# Your task
Lines in the listing below containing the string "username" are to be identified and copied.

===============

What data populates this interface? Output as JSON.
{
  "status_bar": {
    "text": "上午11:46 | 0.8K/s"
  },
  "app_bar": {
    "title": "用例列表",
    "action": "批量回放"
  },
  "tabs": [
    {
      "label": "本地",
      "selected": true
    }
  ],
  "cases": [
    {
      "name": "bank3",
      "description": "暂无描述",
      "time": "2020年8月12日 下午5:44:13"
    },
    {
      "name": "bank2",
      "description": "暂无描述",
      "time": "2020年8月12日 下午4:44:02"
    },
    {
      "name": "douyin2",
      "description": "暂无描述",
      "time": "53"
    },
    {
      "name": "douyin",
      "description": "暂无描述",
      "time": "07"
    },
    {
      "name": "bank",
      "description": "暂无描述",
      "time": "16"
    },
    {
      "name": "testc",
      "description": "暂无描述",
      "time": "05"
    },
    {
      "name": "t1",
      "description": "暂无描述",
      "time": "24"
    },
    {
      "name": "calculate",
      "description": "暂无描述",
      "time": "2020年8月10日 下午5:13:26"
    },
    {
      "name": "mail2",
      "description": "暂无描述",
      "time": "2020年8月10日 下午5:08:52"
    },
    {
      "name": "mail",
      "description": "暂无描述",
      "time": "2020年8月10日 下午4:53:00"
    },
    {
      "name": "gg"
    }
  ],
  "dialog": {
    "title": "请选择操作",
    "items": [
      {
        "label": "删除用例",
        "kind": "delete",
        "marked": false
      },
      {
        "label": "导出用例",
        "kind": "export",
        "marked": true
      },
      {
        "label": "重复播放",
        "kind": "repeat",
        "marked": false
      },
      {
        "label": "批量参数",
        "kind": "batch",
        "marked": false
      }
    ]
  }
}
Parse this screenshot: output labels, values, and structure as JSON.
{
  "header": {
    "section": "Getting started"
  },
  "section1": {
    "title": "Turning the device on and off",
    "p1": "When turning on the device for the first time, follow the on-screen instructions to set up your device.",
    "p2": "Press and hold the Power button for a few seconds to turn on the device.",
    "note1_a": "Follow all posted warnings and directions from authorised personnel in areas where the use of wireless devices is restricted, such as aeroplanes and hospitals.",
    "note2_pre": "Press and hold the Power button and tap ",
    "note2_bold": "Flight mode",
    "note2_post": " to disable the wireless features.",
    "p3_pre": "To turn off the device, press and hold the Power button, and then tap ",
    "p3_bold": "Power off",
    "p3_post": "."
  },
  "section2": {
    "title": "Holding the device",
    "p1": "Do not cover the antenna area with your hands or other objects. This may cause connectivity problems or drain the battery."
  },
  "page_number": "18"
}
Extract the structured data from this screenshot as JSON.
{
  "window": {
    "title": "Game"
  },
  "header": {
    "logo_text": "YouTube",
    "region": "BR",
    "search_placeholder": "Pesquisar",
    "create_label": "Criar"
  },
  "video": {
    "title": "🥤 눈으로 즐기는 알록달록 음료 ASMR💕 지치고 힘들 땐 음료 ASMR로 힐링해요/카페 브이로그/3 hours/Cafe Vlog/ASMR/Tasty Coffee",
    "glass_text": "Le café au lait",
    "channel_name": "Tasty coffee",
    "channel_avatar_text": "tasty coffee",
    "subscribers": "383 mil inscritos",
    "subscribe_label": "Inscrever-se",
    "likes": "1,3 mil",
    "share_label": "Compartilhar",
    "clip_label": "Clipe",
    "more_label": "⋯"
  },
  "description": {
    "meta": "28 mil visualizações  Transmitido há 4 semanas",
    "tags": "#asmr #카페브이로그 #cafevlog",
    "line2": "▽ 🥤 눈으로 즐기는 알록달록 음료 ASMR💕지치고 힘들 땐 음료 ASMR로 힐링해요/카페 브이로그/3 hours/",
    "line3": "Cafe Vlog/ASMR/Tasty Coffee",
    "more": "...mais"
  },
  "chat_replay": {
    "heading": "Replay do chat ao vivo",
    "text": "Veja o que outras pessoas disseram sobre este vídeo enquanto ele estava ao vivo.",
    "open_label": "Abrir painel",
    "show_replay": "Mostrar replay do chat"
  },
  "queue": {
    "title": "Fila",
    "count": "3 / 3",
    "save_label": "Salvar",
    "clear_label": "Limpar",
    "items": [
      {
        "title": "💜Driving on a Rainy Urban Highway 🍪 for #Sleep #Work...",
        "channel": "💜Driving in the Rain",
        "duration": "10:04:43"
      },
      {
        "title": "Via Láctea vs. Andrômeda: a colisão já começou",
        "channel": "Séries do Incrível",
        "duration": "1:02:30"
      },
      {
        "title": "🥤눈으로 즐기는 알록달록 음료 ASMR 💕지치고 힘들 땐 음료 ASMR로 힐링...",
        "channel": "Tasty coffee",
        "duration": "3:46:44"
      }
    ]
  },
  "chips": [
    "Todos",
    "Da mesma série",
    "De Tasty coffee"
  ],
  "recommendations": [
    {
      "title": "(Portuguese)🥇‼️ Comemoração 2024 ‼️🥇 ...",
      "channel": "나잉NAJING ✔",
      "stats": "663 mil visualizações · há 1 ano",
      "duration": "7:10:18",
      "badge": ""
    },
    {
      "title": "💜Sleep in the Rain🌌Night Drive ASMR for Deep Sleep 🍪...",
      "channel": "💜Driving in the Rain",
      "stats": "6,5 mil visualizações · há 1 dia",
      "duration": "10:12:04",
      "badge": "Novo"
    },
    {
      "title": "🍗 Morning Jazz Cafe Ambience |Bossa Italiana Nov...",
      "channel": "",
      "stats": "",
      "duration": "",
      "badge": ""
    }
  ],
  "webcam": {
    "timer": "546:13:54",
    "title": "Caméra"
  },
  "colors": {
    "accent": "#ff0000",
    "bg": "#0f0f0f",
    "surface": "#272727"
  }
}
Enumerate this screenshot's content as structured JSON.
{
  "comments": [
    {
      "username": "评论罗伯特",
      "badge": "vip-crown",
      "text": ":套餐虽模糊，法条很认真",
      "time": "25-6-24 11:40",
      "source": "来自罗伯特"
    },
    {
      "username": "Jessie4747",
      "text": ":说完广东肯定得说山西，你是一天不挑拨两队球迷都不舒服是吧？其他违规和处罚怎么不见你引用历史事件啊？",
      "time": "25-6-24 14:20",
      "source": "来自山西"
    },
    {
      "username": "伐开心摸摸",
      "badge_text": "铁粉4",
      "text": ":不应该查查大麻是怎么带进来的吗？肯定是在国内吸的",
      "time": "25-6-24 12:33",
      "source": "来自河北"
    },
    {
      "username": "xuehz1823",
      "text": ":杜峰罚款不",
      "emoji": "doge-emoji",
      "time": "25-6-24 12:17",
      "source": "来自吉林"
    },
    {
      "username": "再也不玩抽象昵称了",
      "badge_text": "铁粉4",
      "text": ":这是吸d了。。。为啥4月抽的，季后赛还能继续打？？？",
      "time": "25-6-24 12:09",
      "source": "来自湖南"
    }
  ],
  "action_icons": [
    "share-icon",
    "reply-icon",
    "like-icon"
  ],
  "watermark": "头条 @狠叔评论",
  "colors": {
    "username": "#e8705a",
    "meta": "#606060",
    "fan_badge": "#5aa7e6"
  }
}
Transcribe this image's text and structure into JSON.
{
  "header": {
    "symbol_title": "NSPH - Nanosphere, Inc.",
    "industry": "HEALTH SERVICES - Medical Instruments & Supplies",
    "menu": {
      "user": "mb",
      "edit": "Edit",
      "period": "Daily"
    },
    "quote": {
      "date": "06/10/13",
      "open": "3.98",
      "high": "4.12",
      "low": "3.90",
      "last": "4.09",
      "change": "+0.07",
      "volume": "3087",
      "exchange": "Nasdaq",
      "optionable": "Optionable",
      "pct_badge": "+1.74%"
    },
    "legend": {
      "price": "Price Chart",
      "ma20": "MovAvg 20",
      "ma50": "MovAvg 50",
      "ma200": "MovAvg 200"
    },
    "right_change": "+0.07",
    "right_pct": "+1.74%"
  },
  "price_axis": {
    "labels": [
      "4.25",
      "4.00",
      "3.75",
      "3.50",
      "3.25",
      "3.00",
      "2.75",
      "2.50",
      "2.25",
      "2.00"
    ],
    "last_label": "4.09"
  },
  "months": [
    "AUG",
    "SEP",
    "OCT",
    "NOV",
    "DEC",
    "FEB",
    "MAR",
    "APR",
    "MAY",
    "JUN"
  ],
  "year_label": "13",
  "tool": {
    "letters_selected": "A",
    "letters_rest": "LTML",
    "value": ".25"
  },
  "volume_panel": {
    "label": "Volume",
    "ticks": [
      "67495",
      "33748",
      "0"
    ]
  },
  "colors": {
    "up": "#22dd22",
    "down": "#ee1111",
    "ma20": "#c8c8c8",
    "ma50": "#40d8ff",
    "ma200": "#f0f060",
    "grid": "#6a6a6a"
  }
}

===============

# Reply to the task
      "username": "评论罗伯特",
      "username": "Jessie4747",
      "username": "伐开心摸摸",
      "username": "xuehz1823",
      "username": "再也不玩抽象昵称了",
    "username": "#e8705a",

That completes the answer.